What the task asks: From the data below, return all lines holding the string "this".

Element data from apps and pages:
###
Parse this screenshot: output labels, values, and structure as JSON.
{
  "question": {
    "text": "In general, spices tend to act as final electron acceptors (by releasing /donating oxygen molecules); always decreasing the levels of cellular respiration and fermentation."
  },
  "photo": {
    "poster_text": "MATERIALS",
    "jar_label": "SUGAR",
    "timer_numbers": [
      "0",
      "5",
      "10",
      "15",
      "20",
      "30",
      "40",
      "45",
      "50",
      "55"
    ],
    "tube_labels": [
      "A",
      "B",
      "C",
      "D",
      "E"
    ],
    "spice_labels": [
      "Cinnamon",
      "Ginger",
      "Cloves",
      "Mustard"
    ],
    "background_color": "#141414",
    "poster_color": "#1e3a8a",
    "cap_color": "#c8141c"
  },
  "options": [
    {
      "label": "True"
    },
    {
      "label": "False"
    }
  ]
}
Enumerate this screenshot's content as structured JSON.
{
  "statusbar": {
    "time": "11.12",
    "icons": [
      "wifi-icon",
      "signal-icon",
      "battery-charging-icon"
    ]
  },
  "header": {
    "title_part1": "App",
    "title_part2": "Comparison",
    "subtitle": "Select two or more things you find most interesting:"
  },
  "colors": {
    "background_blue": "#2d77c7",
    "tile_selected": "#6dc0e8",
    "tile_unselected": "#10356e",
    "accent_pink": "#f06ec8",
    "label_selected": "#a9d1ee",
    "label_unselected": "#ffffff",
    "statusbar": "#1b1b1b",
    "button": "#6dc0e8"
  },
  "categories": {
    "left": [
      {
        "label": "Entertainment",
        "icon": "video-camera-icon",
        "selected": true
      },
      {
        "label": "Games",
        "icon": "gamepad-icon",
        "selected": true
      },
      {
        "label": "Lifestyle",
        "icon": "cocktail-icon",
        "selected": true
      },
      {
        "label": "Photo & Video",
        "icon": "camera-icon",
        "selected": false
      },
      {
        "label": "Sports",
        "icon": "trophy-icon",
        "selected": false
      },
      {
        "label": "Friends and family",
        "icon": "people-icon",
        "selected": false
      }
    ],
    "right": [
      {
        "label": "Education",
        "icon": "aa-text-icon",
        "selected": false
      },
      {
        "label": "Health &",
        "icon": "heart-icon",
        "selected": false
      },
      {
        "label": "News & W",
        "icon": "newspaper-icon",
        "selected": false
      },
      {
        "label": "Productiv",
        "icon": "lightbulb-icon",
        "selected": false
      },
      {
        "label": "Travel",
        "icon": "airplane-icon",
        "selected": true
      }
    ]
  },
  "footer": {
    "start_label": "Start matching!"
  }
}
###
Output of the exercise:
Parse this screenshot: output labels, values, and structure as JSON.
Enumerate this screenshot's content as structured JSON.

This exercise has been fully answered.